So that the copy matches the original, retype each line of the material below exactly.
· · · · · · ·
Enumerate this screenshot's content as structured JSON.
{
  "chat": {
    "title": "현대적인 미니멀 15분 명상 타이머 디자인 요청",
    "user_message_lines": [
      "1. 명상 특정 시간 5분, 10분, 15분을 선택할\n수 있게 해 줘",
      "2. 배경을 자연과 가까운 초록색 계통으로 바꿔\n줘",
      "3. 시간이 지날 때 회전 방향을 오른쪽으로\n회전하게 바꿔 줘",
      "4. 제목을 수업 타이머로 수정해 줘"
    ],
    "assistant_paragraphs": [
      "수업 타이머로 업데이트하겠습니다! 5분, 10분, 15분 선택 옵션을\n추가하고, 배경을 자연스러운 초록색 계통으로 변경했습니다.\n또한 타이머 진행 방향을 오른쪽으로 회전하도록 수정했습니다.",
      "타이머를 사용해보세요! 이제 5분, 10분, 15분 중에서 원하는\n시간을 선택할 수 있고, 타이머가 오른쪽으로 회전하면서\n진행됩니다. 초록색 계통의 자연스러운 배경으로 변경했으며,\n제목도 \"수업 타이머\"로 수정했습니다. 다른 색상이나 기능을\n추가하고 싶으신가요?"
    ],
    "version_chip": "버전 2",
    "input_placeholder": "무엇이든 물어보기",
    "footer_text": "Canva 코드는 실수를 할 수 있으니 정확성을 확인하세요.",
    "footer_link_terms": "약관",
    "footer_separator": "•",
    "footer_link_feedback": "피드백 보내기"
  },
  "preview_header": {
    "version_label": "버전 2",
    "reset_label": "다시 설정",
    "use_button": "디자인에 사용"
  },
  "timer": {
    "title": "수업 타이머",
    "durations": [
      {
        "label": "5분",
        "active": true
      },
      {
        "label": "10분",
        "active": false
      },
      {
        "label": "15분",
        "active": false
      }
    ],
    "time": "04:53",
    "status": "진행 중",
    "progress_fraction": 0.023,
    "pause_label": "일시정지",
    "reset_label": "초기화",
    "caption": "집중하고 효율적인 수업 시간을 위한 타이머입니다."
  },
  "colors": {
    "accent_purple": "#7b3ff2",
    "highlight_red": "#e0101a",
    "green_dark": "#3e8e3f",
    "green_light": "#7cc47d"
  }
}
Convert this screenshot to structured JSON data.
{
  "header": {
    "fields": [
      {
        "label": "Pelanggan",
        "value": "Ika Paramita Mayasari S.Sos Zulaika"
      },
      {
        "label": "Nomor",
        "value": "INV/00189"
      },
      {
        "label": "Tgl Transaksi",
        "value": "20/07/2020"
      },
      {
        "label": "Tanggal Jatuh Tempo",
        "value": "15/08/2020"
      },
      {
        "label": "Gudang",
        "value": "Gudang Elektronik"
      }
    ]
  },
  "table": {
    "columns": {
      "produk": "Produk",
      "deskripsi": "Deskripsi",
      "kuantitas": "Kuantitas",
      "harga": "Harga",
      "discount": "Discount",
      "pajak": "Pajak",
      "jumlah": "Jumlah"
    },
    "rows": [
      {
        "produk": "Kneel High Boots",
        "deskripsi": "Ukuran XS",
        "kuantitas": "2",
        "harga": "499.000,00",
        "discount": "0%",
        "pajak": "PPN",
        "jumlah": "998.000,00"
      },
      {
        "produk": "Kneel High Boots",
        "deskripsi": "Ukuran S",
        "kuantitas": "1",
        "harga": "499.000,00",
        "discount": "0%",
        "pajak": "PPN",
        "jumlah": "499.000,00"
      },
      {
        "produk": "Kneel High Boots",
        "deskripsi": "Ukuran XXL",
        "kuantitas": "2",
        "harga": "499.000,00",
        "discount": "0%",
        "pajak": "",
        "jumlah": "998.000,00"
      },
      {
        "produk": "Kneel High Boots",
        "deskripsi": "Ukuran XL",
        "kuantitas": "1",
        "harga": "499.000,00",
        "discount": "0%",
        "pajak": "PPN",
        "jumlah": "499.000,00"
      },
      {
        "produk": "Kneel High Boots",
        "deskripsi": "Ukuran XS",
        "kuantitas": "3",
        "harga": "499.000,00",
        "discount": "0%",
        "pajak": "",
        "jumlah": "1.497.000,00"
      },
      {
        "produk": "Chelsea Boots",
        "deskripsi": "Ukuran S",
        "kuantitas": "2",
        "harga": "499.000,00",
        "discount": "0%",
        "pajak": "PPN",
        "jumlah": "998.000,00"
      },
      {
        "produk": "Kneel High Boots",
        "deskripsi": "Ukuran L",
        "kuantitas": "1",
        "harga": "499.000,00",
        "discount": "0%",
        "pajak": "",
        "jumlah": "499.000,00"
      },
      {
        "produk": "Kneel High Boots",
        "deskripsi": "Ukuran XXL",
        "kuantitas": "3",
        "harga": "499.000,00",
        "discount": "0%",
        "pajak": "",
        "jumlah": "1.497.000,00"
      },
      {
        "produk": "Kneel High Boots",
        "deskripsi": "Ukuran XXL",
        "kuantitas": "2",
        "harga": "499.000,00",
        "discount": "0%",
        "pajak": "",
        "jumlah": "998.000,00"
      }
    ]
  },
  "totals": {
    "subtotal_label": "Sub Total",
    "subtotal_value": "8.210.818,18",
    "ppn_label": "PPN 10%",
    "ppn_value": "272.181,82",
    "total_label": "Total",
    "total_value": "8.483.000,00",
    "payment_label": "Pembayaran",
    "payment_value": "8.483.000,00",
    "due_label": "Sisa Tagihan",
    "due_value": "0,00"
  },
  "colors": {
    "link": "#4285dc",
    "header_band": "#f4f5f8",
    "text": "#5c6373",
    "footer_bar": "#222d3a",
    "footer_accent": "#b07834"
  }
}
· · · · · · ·
■ **PROBLEM SOLUTION**
Enumerate this screenshot's content as structured JSON.
{
  "chat": {
    "title": "현대적인 미니멀 15분 명상 타이머 디자인 요청",
    "user_message_lines": [
      "1. 명상 특정 시간 5분, 10분, 15분을 선택할\n수 있게 해 줘",
      "2. 배경을 자연과 가까운 초록색 계통으로 바꿔\n줘",
      "3. 시간이 지날 때 회전 방향을 오른쪽으로\n회전하게 바꿔 줘",
      "4. 제목을 수업 타이머로 수정해 줘"
    ],
    "assistant_paragraphs": [
      "수업 타이머로 업데이트하겠습니다! 5분, 10분, 15분 선택 옵션을\n추가하고, 배경을 자연스러운 초록색 계통으로 변경했습니다.\n또한 타이머 진행 방향을 오른쪽으로 회전하도록 수정했습니다.",
      "타이머를 사용해보세요! 이제 5분, 10분, 15분 중에서 원하는\n시간을 선택할 수 있고, 타이머가 오른쪽으로 회전하면서\n진행됩니다. 초록색 계통의 자연스러운 배경으로 변경했으며,\n제목도 \"수업 타이머\"로 수정했습니다. 다른 색상이나 기능을\n추가하고 싶으신가요?"
    ],
    "version_chip": "버전 2",
    "input_placeholder": "무엇이든 물어보기",
    "footer_text": "Canva 코드는 실수를 할 수 있으니 정확성을 확인하세요.",
    "footer_link_terms": "약관",
    "footer_separator": "•",
    "footer_link_feedback": "피드백 보내기"
  },
  "preview_header": {
    "version_label": "버전 2",
    "reset_label": "다시 설정",
    "use_button": "디자인에 사용"
  },
  "timer": {
    "title": "수업 타이머",
    "durations": [
      {
        "label": "5분",
        "active": true
      },
      {
        "label": "10분",
        "active": false
      },
      {
        "label": "15분",
        "active": false
      }
    ],
    "time": "04:53",
    "status": "진행 중",
    "progress_fraction": 0.023,
    "pause_label": "일시정지",
    "reset_label": "초기화",
    "caption": "집중하고 효율적인 수업 시간을 위한 타이머입니다."
  },
  "colors": {
    "accent_purple": "#7b3ff2",
    "highlight_red": "#e0101a",
    "green_dark": "#3e8e3f",
    "green_light": "#7cc47d"
  }
}
Convert this screenshot to structured JSON data.
{
  "header": {
    "fields": [
      {
        "label": "Pelanggan",
        "value": "Ika Paramita Mayasari S.Sos Zulaika"
      },
      {
        "label": "Nomor",
        "value": "INV/00189"
      },
      {
        "label": "Tgl Transaksi",
        "value": "20/07/2020"
      },
      {
        "label": "Tanggal Jatuh Tempo",
        "value": "15/08/2020"
      },
      {
        "label": "Gudang",
        "value": "Gudang Elektronik"
      }
    ]
  },
  "table": {
    "columns": {
      "produk": "Produk",
      "deskripsi": "Deskripsi",
      "kuantitas": "Kuantitas",
      "harga": "Harga",
      "discount": "Discount",
      "pajak": "Pajak",
      "jumlah": "Jumlah"
    },
    "rows": [
      {
        "produk": "Kneel High Boots",
        "deskripsi": "Ukuran XS",
        "kuantitas": "2",
        "harga": "499.000,00",
        "discount": "0%",
        "pajak": "PPN",
        "jumlah": "998.000,00"
      },
      {
        "produk": "Kneel High Boots",
        "deskripsi": "Ukuran S",
        "kuantitas": "1",
        "harga": "499.000,00",
        "discount": "0%",
        "pajak": "PPN",
        "jumlah": "499.000,00"
      },
      {
        "produk": "Kneel High Boots",
        "deskripsi": "Ukuran XXL",
        "kuantitas": "2",
        "harga": "499.000,00",
        "discount": "0%",
        "pajak": "",
        "jumlah": "998.000,00"
      },
      {
        "produk": "Kneel High Boots",
        "deskripsi": "Ukuran XL",
        "kuantitas": "1",
        "harga": "499.000,00",
        "discount": "0%",
        "pajak": "PPN",
        "jumlah": "499.000,00"
      },
      {
        "produk": "Kneel High Boots",
        "deskripsi": "Ukuran XS",
        "kuantitas": "3",
        "harga": "499.000,00",
        "discount": "0%",
        "pajak": "",
        "jumlah": "1.497.000,00"
      },
      {
        "produk": "Chelsea Boots",
        "deskripsi": "Ukuran S",
        "kuantitas": "2",
        "harga": "499.000,00",
        "discount": "0%",
        "pajak": "PPN",
        "jumlah": "998.000,00"
      },
      {
        "produk": "Kneel High Boots",
        "deskripsi": "Ukuran L",
        "kuantitas": "1",
        "harga": "499.000,00",
        "discount": "0%",
        "pajak": "",
        "jumlah": "499.000,00"
      },
      {
        "produk": "Kneel High Boots",
        "deskripsi": "Ukuran XXL",
        "kuantitas": "3",
        "harga": "499.000,00",
        "discount": "0%",
        "pajak": "",
        "jumlah": "1.497.000,00"
      },
      {
        "produk": "Kneel High Boots",
        "deskripsi": "Ukuran XXL",
        "kuantitas": "2",
        "harga": "499.000,00",
        "discount": "0%",
        "pajak": "",
        "jumlah": "998.000,00"
      }
    ]
  },
  "totals": {
    "subtotal_label": "Sub Total",
    "subtotal_value": "8.210.818,18",
    "ppn_label": "PPN 10%",
    "ppn_value": "272.181,82",
    "total_label": "Total",
    "total_value": "8.483.000,00",
    "payment_label": "Pembayaran",
    "payment_value": "8.483.000,00",
    "due_label": "Sisa Tagihan",
    "due_value": "0,00"
  },
  "colors": {
    "link": "#4285dc",
    "header_band": "#f4f5f8",
    "text": "#5c6373",
    "footer_bar": "#222d3a",
    "footer_accent": "#b07834"
  }
}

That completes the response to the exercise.